Air pollution doesn’t affect everybody the same way. And in a new study, researchers developed a method to improve estimates of how, within cities, different communities are exposed to fine particulate matter (PM2.5).
Globally, PM2.5 is estimated to cause 4.7 million premature deaths each year, and in the United States, communities of color face the most intense exposure to the chemicals. To estimate levels of exposure to air pollution, the Intervention Model for Air Pollution (InMAP) estimates air quality with fine spatial resolution, especially in densely populated areas. Because the model can assess differences in pollution exposure within cities, it can be useful in designing policies that include environmental justice.
However, InMAP overestimates and underestimates specific PM2.5 chemicals: It underestimates particulate sulfate and overestimates particulate ammonium. In a new study, Gallagher et al. develop a method to correct those biases.

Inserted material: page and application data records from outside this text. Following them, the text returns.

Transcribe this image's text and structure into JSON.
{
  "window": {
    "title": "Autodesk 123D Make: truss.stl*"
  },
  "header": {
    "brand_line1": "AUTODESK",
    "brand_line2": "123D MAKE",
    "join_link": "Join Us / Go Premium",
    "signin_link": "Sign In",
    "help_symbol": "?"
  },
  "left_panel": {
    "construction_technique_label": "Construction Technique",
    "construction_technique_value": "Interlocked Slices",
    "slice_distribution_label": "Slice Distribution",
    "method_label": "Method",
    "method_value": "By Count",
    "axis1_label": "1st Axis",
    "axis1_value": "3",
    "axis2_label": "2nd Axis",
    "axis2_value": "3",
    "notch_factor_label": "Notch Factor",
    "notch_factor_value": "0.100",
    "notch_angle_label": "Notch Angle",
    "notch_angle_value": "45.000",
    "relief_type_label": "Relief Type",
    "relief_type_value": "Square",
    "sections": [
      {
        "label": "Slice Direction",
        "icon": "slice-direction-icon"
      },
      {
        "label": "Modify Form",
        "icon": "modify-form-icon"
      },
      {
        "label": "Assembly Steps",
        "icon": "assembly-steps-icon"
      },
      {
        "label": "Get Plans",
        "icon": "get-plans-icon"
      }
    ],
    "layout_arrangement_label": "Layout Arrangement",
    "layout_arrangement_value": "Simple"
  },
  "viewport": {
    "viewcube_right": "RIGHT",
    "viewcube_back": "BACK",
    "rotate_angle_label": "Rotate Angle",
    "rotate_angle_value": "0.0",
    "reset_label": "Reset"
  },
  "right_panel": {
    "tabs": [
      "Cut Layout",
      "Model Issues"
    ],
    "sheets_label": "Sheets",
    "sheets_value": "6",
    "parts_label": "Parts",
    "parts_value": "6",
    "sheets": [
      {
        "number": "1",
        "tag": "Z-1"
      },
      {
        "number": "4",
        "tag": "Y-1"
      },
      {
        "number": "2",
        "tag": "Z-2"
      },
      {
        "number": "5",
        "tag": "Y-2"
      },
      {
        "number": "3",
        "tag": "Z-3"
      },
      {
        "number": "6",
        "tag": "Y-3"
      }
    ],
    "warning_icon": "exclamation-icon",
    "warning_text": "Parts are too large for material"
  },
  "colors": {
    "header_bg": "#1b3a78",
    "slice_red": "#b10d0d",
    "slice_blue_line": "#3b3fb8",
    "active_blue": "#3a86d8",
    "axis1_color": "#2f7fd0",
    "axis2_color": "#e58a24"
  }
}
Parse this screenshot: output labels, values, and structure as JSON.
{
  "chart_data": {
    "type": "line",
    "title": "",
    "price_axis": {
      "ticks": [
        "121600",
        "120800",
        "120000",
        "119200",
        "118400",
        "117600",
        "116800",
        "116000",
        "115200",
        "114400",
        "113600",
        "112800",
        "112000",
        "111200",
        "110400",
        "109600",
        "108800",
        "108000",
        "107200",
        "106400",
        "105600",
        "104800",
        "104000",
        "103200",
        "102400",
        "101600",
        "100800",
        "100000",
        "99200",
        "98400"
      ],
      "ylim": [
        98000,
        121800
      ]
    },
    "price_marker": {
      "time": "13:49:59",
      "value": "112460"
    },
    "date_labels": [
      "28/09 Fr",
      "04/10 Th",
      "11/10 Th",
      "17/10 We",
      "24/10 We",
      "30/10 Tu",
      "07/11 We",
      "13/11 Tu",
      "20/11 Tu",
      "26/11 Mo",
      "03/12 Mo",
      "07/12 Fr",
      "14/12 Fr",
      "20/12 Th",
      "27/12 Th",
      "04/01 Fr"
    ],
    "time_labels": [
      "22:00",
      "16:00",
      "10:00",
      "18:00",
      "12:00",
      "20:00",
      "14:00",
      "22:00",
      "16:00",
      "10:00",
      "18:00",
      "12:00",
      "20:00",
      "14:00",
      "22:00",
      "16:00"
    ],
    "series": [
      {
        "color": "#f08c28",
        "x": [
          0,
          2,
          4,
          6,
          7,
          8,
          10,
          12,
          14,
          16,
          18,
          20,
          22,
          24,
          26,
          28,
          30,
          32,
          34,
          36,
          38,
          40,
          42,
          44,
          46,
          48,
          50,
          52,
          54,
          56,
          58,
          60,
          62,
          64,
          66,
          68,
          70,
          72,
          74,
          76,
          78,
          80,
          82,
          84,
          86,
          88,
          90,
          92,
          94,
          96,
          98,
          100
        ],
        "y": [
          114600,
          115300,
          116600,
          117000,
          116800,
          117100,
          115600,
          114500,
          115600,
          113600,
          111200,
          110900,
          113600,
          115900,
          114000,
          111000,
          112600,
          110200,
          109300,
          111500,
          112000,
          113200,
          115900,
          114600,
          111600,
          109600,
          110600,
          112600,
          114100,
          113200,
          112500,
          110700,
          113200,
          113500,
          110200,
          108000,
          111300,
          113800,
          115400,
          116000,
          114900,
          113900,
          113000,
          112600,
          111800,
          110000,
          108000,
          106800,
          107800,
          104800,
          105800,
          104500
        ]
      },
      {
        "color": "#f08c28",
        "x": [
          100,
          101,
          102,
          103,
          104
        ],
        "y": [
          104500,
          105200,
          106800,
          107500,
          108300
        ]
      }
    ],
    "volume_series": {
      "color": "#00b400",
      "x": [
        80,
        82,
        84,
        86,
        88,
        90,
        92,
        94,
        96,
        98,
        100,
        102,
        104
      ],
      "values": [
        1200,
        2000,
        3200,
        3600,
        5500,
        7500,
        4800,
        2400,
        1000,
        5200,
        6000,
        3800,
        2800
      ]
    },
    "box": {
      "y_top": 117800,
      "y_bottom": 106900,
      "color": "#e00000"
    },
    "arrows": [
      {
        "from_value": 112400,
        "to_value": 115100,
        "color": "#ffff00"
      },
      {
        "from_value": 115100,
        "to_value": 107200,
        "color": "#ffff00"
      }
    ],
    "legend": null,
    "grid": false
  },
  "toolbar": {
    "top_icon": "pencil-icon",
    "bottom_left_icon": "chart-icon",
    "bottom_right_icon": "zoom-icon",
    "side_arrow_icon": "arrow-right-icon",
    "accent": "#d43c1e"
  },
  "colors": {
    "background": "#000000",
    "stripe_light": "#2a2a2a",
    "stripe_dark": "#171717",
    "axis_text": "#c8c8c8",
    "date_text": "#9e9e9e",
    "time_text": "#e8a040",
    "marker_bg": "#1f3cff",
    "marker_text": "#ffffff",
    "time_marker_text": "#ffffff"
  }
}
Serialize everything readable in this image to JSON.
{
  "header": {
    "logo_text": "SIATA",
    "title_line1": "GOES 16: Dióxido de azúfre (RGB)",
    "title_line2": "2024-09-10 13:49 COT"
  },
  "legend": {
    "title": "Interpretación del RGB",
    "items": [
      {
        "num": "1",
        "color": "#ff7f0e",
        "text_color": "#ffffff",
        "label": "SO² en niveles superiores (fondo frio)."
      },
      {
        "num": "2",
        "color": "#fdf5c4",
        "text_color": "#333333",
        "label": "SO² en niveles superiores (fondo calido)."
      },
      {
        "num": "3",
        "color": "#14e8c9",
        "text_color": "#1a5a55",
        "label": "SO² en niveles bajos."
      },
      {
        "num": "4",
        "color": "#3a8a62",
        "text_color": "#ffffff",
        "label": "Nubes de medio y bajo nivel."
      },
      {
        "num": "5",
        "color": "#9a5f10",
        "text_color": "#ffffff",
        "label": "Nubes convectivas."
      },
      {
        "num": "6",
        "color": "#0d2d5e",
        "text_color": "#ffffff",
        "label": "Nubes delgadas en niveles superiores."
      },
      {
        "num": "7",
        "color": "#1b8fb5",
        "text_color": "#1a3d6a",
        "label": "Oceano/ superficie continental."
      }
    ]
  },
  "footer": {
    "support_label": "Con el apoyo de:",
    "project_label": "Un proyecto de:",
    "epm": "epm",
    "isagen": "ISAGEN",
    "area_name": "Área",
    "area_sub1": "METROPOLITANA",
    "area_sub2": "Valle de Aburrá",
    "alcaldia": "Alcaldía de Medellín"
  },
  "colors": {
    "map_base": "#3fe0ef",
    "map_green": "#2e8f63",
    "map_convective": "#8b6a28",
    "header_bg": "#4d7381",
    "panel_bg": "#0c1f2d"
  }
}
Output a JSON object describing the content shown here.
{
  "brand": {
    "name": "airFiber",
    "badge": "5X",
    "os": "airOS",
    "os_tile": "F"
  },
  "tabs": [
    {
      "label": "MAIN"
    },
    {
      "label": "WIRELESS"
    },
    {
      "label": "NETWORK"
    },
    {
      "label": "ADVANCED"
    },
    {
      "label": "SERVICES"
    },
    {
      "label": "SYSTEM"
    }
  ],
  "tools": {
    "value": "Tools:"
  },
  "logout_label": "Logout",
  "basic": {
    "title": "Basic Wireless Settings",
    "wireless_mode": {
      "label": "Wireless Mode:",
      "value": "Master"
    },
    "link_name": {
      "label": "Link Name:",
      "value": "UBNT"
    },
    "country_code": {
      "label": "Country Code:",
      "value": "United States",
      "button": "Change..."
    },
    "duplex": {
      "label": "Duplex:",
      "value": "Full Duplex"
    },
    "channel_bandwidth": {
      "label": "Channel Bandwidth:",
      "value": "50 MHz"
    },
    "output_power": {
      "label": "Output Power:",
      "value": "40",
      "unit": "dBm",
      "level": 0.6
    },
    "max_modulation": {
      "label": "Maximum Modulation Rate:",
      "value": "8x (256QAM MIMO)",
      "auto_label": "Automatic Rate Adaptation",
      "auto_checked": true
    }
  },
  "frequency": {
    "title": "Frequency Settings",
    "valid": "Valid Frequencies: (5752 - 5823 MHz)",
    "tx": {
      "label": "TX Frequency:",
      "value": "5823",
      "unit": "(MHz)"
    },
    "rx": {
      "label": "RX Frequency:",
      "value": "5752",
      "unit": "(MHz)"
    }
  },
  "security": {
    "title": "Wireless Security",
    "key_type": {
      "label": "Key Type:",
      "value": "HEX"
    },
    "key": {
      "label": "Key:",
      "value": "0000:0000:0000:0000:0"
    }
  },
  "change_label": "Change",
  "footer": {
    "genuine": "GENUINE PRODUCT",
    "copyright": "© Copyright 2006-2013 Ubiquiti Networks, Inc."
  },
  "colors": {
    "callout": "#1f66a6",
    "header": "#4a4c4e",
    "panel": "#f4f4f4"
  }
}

The researchers developed bias correction factors, or scaling factors, for InMAP using measurements of different PM2.5 chemicals. They used pollution monitoring data collected on the ground by the U.S. EPA and satellite data processed by Washington University in St. Louis. Comparing InMAP’s predictions with these data sources allowed them to gauge and correct for errors.
The authors tested how InMAP with and without scaling factors performed using an established goal of 10% error in its predictions. Without the scaling factors, InMAP underestimated or overestimated PM2.5 concentrations by greater than 10%. Introducing city-specific scaling factors, however, improved model fit and reduced the error below the 10% threshold. In addition, the authors found that their method was most effective in the densest population areas of cities.
The authors published all scaling factors for public use and recommend they be used when researching how air pollution differs across race, ethnicity, income, and other demographic traits. (GeoHealth, https://doi.org/10.1029/2023GH000788, 2023)
—Sarah Derouin (@Sarah_Derouin), Science Writer